SOURCE INFORMATION.
* * * * * * *

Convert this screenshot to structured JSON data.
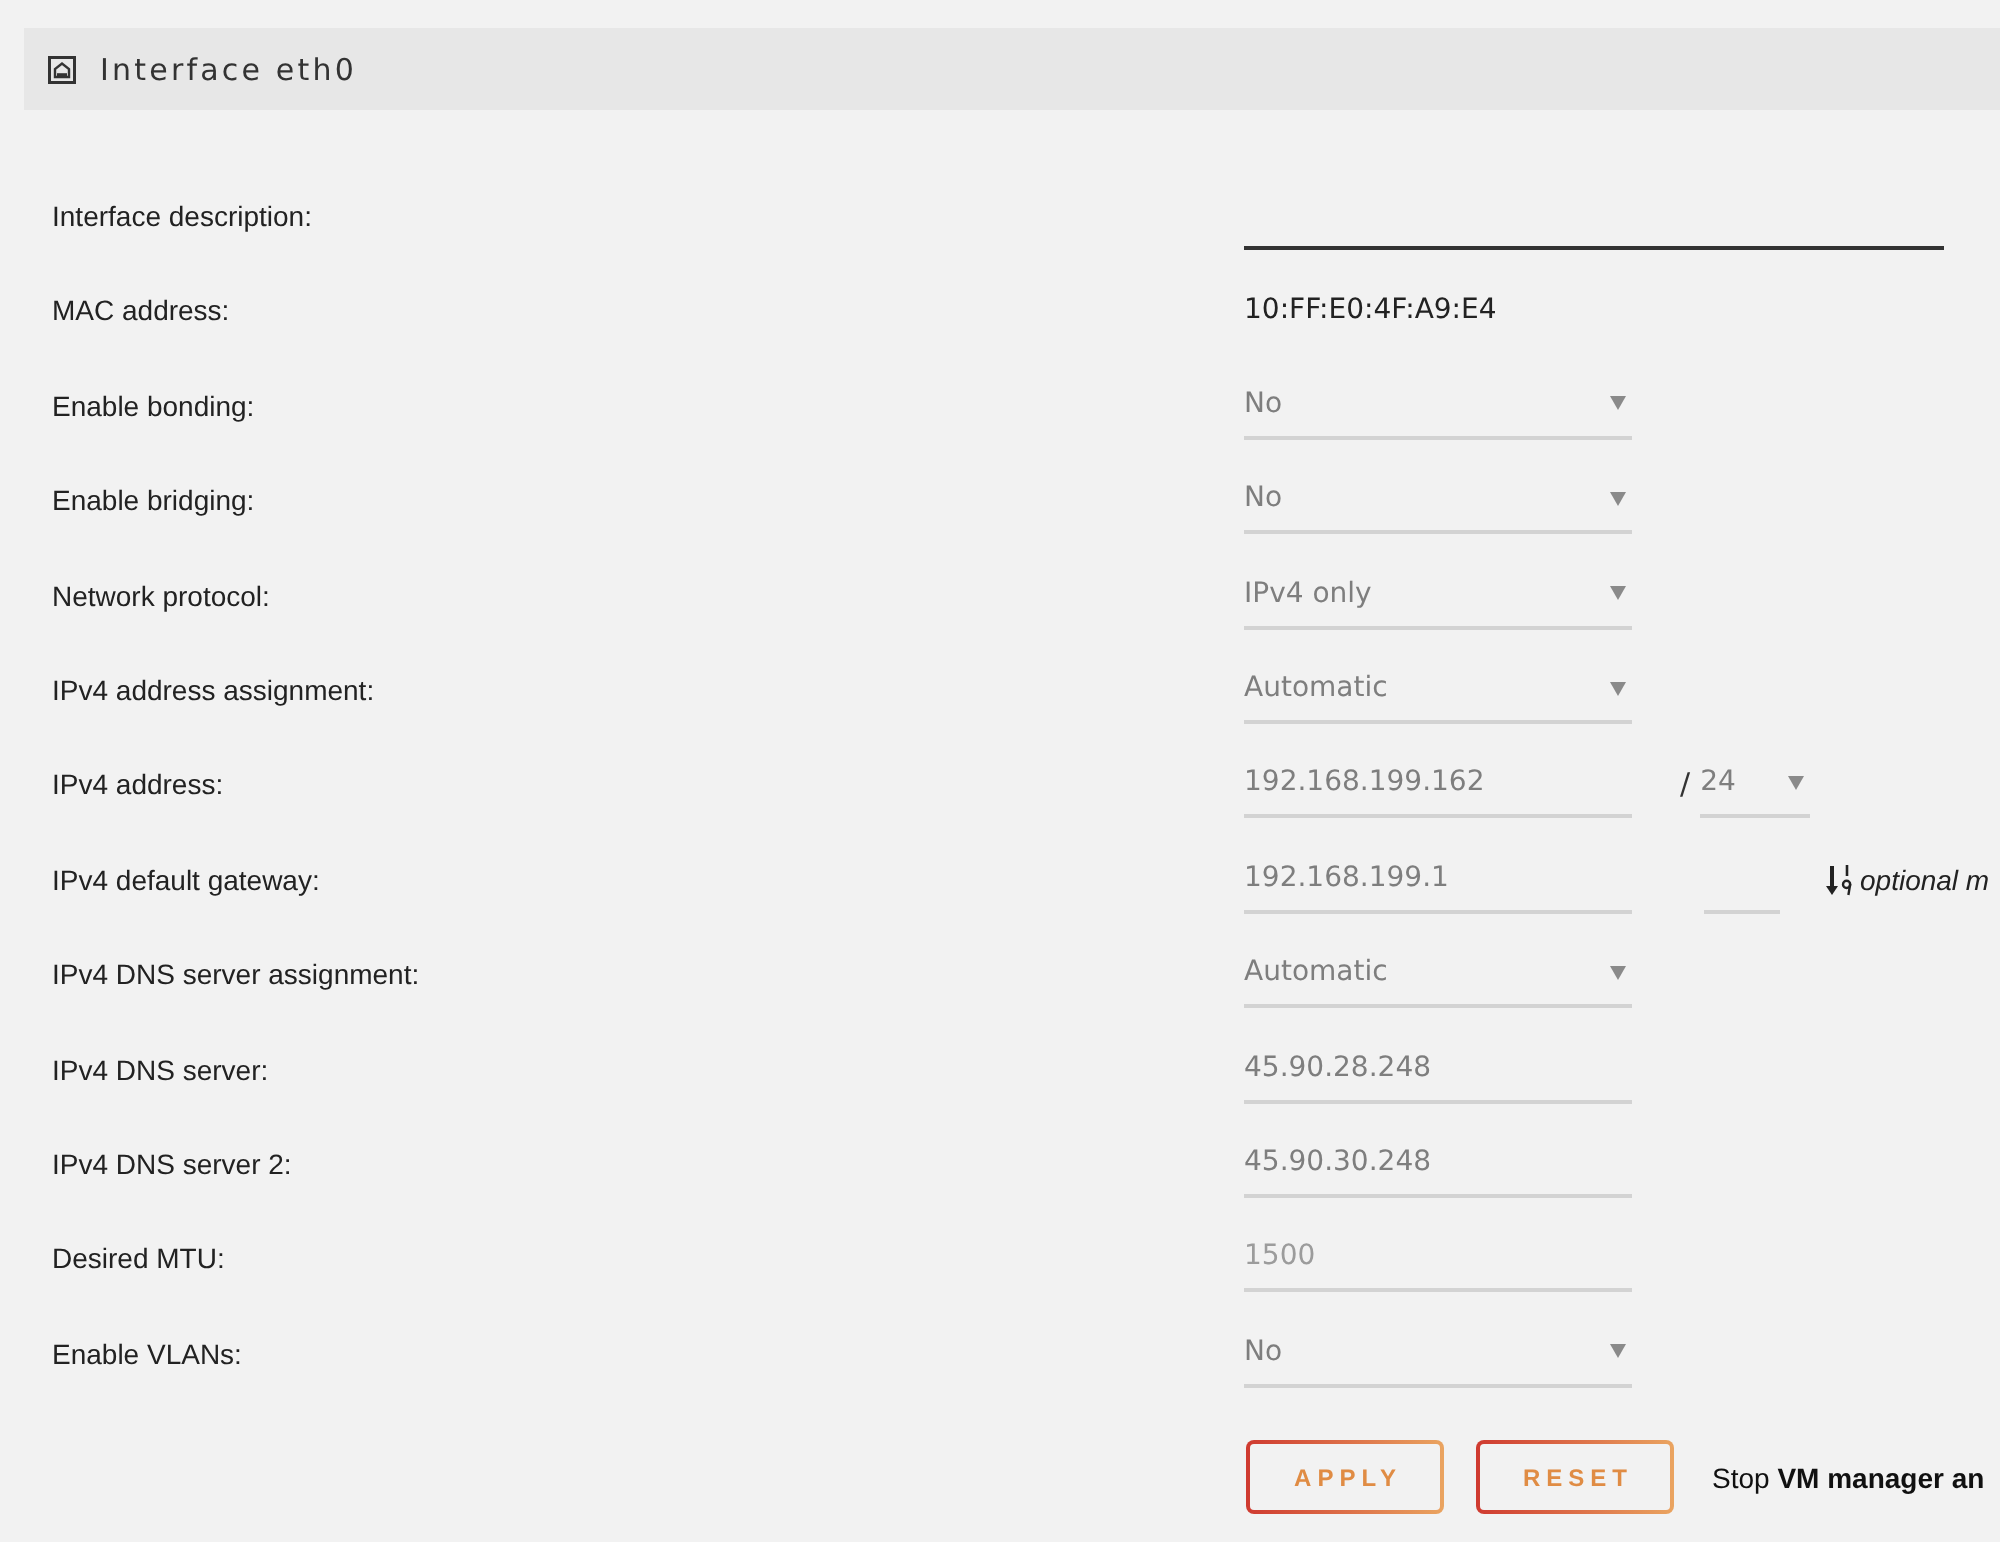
{
  "panel": {
    "title": "Interface eth0"
  },
  "settings": [
    {
      "label": "Interface description:",
      "controls": [
        {
          "kind": "wide-text",
          "disabled": false
        }
      ]
    },
    {
      "label": "MAC address:",
      "controls": [
        {
          "kind": "static",
          "value": "10:FF:E0:4F:A9:E4"
        }
      ]
    },
    {
      "label": "Enable bonding:",
      "controls": [
        {
          "kind": "select",
          "value": "No",
          "disabled": true
        }
      ]
    },
    {
      "label": "Enable bridging:",
      "controls": [
        {
          "kind": "select",
          "value": "No",
          "disabled": true
        }
      ]
    },
    {
      "label": "Network protocol:",
      "controls": [
        {
          "kind": "select",
          "value": "IPv4 only",
          "disabled": true
        }
      ]
    },
    {
      "label": "IPv4 address assignment:",
      "controls": [
        {
          "kind": "select",
          "value": "Automatic",
          "disabled": true
        }
      ]
    },
    {
      "label": "IPv4 address:",
      "controls": [
        {
          "kind": "text",
          "value": "192.168.199.162",
          "disabled": true
        },
        {
          "kind": "separator",
          "value": "/"
        },
        {
          "kind": "short-select",
          "value": "24",
          "disabled": true
        }
      ]
    },
    {
      "label": "IPv4 default gateway:",
      "controls": [
        {
          "kind": "text",
          "value": "192.168.199.1",
          "disabled": true
        },
        {
          "kind": "short-text",
          "disabled": true
        },
        {
          "kind": "hint",
          "value": "optional m"
        }
      ]
    },
    {
      "label": "IPv4 DNS server assignment:",
      "controls": [
        {
          "kind": "select",
          "value": "Automatic",
          "disabled": true
        }
      ]
    },
    {
      "label": "IPv4 DNS server:",
      "controls": [
        {
          "kind": "text",
          "value": "45.90.28.248",
          "disabled": true
        }
      ]
    },
    {
      "label": "IPv4 DNS server 2:",
      "controls": [
        {
          "kind": "text",
          "value": "45.90.30.248",
          "disabled": true
        }
      ]
    },
    {
      "label": "Desired MTU:",
      "controls": [
        {
          "kind": "text",
          "placeholder": "1500",
          "disabled": true
        }
      ]
    },
    {
      "label": "Enable VLANs:",
      "controls": [
        {
          "kind": "select",
          "value": "No",
          "disabled": true
        }
      ]
    }
  ],
  "actions": {
    "buttons": [
      {
        "label": "APPLY"
      },
      {
        "label": "RESET"
      }
    ],
    "message": "Stop **VM manager an**"
  }
}
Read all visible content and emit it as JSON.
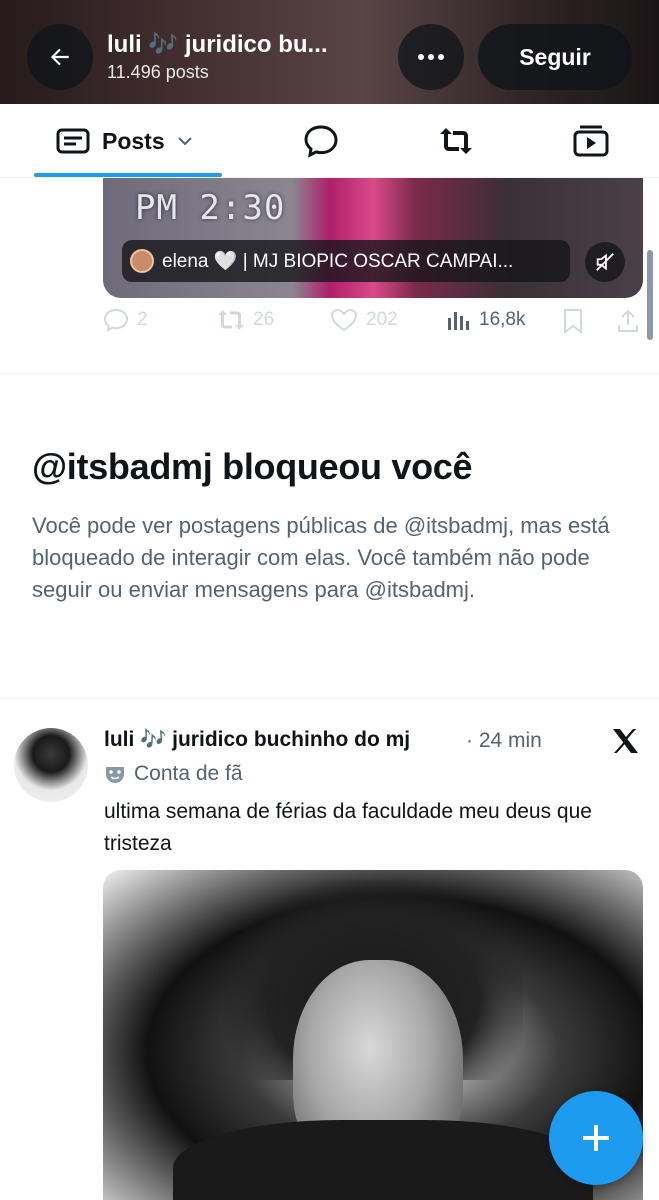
{
  "header": {
    "title": "luli 🎶 juridico bu...",
    "post_count": "11.496 posts",
    "follow_label": "Seguir"
  },
  "tabs": {
    "posts_label": "Posts"
  },
  "post1": {
    "media_timestamp": "PM 2:30",
    "overlay_text": "elena 🤍 | MJ BIOPIC OSCAR CAMPAI...",
    "replies": "2",
    "reposts": "26",
    "likes": "202",
    "views": "16,8k"
  },
  "blocked": {
    "title": "@itsbadmj bloqueou você",
    "body": "Você pode ver postagens públicas de @itsbadmj, mas está bloqueado de interagir com elas. Você também não pode seguir ou enviar mensagens para @itsbadmj."
  },
  "post2": {
    "author": "luli 🎶 juridico buchinho do mj",
    "time": "· 24 min",
    "badge": "Conta de fã",
    "text": "ultima semana de férias da faculdade meu deus que tristeza"
  },
  "colors": {
    "accent": "#1d9bf0",
    "text_primary": "#0f1419",
    "text_secondary": "#536471"
  },
  "icons": [
    "back-arrow-icon",
    "more-icon",
    "timeline-icon",
    "chevron-down-icon",
    "reply-icon",
    "repost-icon",
    "media-icon",
    "muted-icon",
    "like-icon",
    "views-icon",
    "bookmark-icon",
    "share-icon",
    "x-logo-icon",
    "mask-icon",
    "plus-icon"
  ]
}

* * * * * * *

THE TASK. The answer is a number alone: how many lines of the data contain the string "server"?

ANSWER TO THIS PROBLEM. 3